▼

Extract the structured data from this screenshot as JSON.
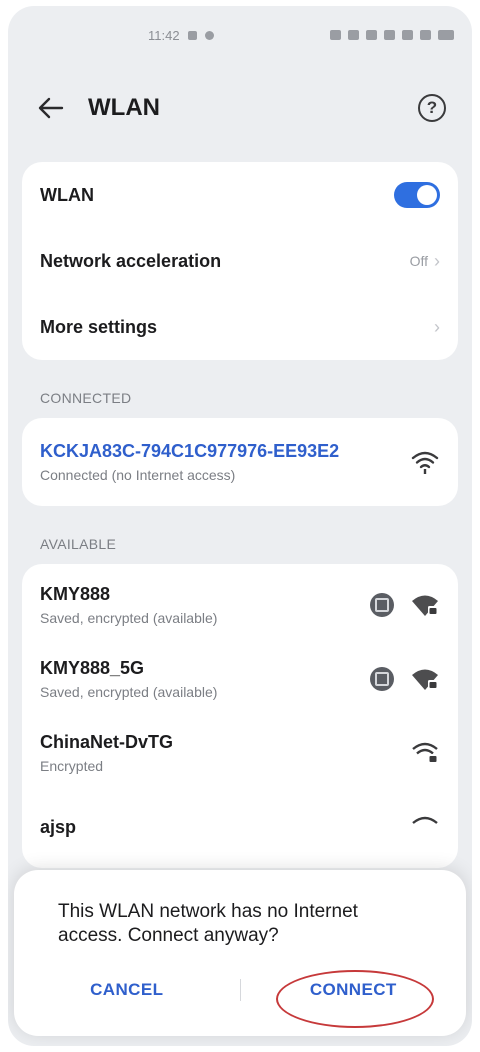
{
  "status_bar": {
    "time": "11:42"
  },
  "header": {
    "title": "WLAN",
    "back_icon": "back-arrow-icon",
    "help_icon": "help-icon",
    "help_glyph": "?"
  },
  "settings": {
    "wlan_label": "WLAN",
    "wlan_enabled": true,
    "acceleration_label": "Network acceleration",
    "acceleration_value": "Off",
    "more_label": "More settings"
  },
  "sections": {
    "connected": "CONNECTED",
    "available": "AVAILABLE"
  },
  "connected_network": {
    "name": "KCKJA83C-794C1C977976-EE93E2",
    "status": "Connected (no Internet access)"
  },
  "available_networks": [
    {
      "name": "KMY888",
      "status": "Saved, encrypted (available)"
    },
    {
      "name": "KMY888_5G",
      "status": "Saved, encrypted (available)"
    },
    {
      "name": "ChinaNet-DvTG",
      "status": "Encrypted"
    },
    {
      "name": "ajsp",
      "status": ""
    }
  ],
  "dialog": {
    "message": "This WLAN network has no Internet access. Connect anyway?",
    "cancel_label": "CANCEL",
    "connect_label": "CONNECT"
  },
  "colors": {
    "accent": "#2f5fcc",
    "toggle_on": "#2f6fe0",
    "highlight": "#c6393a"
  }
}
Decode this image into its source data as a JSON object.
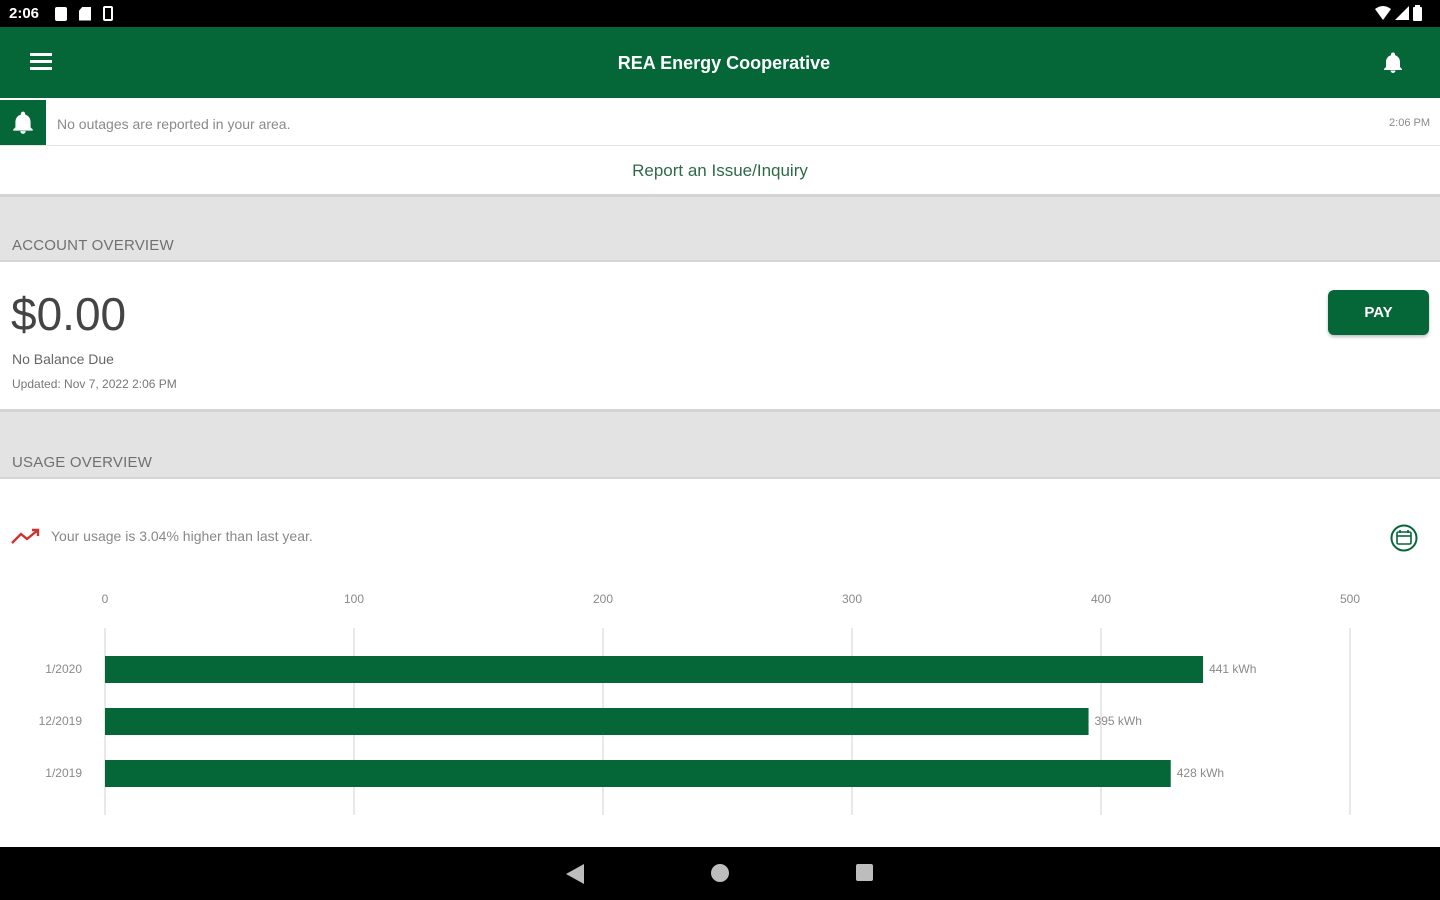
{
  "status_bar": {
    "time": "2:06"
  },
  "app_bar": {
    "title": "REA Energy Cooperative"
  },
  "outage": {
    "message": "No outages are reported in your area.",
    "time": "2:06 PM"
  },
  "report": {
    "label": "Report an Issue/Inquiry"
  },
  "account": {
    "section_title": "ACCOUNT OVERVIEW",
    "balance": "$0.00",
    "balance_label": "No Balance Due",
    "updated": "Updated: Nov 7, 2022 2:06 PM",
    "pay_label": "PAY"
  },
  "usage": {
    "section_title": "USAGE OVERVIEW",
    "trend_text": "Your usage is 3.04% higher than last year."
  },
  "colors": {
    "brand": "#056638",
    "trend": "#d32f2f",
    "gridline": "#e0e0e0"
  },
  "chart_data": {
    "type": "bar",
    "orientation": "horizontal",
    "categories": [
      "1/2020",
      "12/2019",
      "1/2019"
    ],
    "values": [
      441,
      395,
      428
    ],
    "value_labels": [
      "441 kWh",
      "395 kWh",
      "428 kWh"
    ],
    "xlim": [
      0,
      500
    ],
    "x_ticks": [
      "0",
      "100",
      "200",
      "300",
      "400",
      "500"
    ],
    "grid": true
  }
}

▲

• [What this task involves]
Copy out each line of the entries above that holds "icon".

• [Solved problem]
    "back_icon": "back-arrow-icon",
    "help_icon": "help-icon",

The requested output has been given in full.